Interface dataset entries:
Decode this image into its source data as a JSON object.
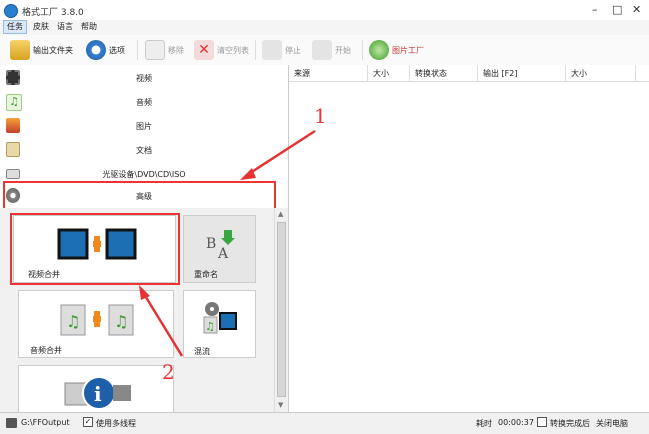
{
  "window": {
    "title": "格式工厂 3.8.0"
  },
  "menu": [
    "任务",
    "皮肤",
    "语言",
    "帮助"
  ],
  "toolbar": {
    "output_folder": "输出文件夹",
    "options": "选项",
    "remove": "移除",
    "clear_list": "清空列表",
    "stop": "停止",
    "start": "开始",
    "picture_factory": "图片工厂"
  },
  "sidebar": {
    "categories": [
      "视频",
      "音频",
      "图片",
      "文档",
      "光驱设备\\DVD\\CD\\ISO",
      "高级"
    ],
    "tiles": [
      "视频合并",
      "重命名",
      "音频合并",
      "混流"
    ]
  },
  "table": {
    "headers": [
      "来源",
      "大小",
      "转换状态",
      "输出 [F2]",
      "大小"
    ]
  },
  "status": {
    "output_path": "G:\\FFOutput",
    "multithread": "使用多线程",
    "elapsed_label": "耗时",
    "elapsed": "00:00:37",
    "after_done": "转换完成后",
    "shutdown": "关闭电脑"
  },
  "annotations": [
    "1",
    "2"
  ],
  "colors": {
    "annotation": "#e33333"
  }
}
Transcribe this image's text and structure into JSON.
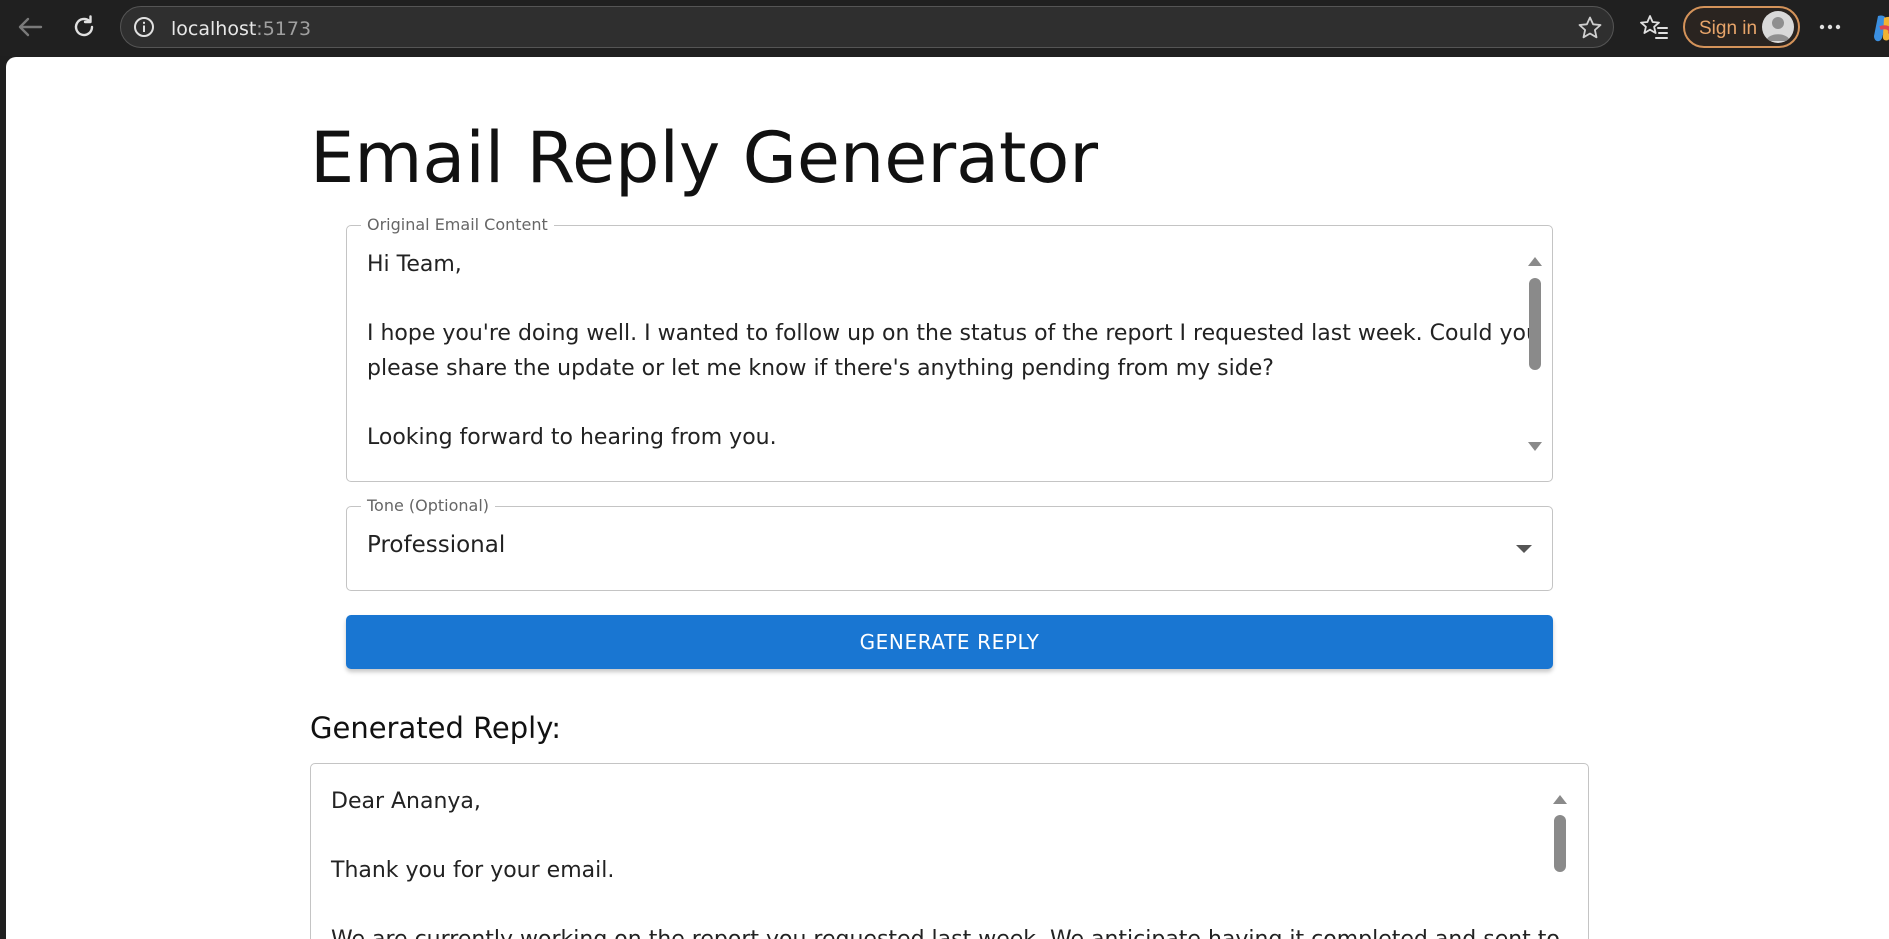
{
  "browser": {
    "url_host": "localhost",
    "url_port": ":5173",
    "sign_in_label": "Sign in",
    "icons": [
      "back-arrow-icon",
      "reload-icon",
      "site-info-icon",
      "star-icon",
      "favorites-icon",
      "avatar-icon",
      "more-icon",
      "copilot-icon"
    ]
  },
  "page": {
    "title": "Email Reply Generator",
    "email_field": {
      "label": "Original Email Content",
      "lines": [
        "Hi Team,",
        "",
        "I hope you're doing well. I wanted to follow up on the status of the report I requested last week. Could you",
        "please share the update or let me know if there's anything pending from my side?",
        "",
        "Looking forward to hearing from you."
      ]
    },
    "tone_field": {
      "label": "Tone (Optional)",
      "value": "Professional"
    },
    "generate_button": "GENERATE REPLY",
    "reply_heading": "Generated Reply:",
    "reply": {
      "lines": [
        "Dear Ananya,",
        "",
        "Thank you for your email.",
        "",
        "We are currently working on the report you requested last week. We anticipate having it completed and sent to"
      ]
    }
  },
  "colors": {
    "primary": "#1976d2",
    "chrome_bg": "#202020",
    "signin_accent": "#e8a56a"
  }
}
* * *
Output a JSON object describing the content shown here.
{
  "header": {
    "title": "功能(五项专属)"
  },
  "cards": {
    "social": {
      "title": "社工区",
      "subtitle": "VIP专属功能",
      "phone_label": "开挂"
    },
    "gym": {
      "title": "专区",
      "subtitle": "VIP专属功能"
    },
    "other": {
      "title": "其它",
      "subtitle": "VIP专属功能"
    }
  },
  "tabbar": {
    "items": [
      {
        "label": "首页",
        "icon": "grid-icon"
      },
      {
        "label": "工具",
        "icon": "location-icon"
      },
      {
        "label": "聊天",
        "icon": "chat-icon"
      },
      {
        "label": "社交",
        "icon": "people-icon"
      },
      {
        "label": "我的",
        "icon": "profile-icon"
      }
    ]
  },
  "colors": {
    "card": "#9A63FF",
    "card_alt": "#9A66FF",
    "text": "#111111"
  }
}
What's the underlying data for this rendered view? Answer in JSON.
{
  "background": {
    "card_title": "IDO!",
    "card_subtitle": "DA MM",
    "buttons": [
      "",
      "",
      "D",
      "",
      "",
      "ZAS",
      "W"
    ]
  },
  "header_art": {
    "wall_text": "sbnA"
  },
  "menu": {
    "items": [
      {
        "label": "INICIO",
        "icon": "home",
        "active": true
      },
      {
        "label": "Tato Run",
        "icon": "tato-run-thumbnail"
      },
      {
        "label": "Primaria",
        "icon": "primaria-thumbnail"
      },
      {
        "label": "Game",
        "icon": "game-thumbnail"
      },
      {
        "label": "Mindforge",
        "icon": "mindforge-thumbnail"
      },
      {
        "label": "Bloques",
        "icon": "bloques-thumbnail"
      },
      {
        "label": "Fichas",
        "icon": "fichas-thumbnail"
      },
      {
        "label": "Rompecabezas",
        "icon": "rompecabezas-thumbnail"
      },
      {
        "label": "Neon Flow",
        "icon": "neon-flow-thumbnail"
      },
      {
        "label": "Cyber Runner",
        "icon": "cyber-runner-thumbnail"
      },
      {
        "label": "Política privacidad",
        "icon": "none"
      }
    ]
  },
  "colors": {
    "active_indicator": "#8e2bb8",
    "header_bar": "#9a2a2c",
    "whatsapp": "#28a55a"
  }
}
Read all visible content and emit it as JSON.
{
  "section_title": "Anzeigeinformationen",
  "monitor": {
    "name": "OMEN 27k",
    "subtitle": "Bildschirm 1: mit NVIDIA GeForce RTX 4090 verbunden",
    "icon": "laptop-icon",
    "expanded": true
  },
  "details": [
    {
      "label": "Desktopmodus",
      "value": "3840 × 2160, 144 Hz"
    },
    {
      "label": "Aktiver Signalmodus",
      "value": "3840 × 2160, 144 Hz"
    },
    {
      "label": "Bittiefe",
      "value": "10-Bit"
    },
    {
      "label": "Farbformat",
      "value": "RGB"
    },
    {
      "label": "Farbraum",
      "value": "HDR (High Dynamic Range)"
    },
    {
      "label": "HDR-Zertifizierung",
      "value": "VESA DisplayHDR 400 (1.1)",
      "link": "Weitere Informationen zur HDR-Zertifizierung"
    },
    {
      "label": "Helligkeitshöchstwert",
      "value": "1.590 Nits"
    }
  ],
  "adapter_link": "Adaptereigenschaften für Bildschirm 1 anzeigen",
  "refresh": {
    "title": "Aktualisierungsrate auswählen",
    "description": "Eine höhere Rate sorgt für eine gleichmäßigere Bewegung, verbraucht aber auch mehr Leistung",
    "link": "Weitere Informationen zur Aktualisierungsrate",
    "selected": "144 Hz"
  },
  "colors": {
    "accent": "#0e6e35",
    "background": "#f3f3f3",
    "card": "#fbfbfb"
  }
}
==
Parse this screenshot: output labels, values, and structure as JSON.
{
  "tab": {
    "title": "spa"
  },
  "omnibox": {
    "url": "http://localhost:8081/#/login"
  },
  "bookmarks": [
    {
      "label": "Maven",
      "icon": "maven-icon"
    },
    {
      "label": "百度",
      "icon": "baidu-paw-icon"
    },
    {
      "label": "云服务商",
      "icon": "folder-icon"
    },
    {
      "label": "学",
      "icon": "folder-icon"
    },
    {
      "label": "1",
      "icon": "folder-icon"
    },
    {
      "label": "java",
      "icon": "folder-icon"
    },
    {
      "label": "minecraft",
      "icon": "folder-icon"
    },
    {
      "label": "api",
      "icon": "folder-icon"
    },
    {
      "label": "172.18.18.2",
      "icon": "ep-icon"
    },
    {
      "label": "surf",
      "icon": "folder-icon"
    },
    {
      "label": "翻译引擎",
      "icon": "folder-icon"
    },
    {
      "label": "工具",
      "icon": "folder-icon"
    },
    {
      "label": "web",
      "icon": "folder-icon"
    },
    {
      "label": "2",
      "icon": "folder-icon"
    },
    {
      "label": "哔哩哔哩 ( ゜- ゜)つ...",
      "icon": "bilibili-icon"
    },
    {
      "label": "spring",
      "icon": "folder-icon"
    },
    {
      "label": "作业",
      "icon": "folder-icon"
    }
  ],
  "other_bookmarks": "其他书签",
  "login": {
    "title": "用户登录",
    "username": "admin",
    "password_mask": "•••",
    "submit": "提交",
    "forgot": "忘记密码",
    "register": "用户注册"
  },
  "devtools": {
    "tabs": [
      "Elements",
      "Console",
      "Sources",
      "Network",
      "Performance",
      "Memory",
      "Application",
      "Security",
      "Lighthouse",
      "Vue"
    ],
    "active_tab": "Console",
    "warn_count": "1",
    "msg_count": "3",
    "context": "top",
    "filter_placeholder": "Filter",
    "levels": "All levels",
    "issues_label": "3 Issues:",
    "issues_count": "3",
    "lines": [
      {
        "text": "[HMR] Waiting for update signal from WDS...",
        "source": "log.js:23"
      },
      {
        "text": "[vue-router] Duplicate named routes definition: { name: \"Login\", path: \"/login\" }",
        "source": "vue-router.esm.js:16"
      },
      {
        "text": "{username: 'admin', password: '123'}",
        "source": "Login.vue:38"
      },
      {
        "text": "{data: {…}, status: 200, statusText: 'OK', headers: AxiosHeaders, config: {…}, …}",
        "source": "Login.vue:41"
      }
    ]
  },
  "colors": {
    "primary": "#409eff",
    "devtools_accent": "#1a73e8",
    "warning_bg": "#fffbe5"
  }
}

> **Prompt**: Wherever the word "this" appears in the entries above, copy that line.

> **Written reply**:
Decode this image into its source data as a JSON object.
Transcribe this image's text and structure into JSON.
What's the underlying data for this rendered view? Answer in JSON.
Parse this screenshot: output labels, values, and structure as JSON.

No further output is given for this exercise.